[iv] Edlin B. Access to treatment for hepatitis C virus infection: time to put patients first. Lancet Infect Dis 2016; Published Online July 12, 2016. http://dx.doi.org/10.1016/S1473-3099(16)30005-6
[v] Bermudez J. Contemporary challenges on access to medicines: beyond the UNSG High-Level Panel. Ciênc. saúde coletiva vol.22 no.8. http://dx.doi.org/10.1590/1413-81232017228.29362016
[vi] Wibulpolprasert S, Chokevivat V, Oh C, Yamabhai I. Government use licenses in Thailand: The power of evidence, civil movement and political leadership. Globalization and Health. 2011;7:32. doi:10.1186/1744–8603–7–32.

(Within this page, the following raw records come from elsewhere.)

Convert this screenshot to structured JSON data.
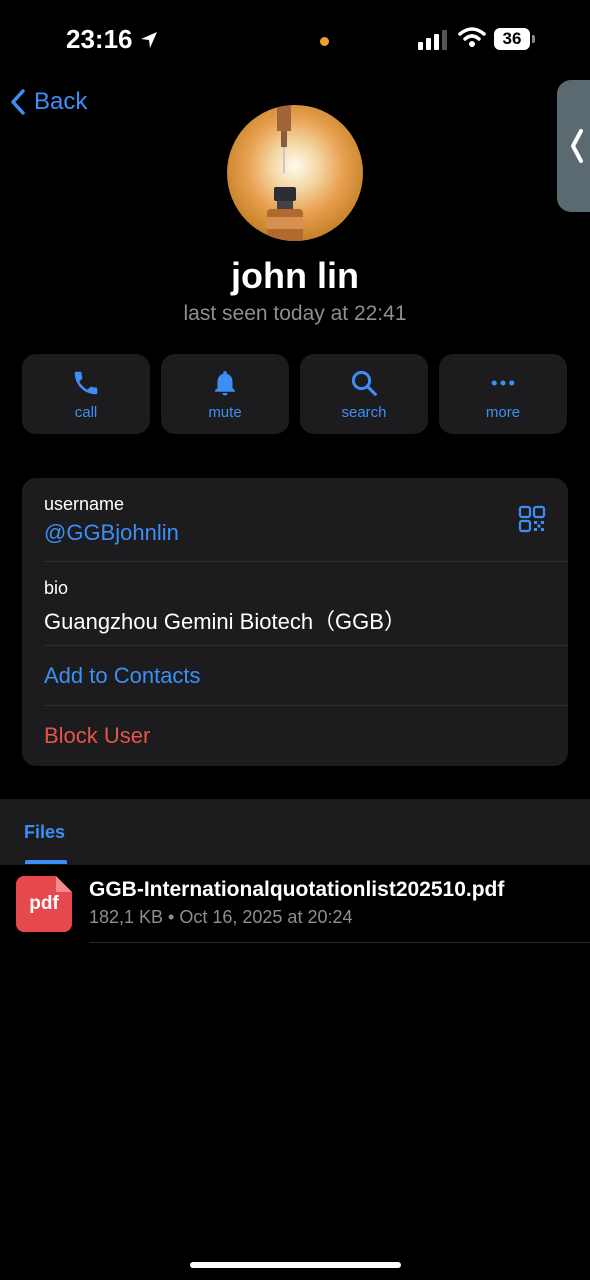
{
  "status_bar": {
    "time": "23:16",
    "battery": "36"
  },
  "nav": {
    "back_label": "Back"
  },
  "profile": {
    "name": "john lin",
    "last_seen": "last seen today at 22:41"
  },
  "actions": [
    {
      "label": "call",
      "icon": "phone-icon"
    },
    {
      "label": "mute",
      "icon": "bell-icon"
    },
    {
      "label": "search",
      "icon": "search-icon"
    },
    {
      "label": "more",
      "icon": "more-icon"
    }
  ],
  "info": {
    "username_label": "username",
    "username_value": "@GGBjohnlin",
    "bio_label": "bio",
    "bio_value": "Guangzhou Gemini Biotech（GGB）",
    "add_contact": "Add to Contacts",
    "block_user": "Block User"
  },
  "files": {
    "tab_label": "Files",
    "items": [
      {
        "icon_label": "pdf",
        "name": "GGB-Internationalquotationlist202510.pdf",
        "meta": "182,1 KB • Oct 16, 2025 at 20:24"
      }
    ]
  },
  "colors": {
    "accent": "#3d8ef5",
    "danger": "#e5534b",
    "card": "#1c1c1e",
    "background": "#000000"
  }
}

[vii] Beall R, Kuhn R (2012). Trends in Compulsory Licensing of Pharmaceuticals Since the Doha Declaration: A Database Analysis. PLoS Med 9(1): e1001154. https://doi.org/10.1371/journal.pmed.1001154
[viii]. IP Watch: Malaysia Grants Compulsory License. https://www.ip-watch.org/2017/09/15/malaysia-grants-compulsory-licence-generic-sofosbuvir-despite-gilead-licence/ (accessed January 8, 2018).
[ix] WHO 2017. WHO prequalifies first generic active ingredient for hepatitis C medicines; available from http://www.who.int/medicines/news/2017/1st_generic-hepCprequalified_active_ingredient/en/ [accessed 8 January 2018].
[x]. United Nations General Assembly 2016. Political Declaration of the high-level meeting of the General Assembly on antimicrobial resistance; Resolution A/71/L.2; available from https://digitallibrary.un.org/record/842813/files/A_71_L-2-EN.pdf [accessed 8 January 2018].
[xi] Chan-O-Cha P, 2016. Statement on Behalf of the Group of 77 and China. High-Level Meeting on Antimicrobial Resistance. Available from http://www.g77.org/statement/getstatement.php?id=160921 [accessed 8 January 2018].
[xii]. United Nations Secretary-General’s High-Level Panel on Access to Medicines. Report: Promoting innovation and access to health technologies. 2016. http://www.unsgaccessmeds.org (accessed January 8, 2018).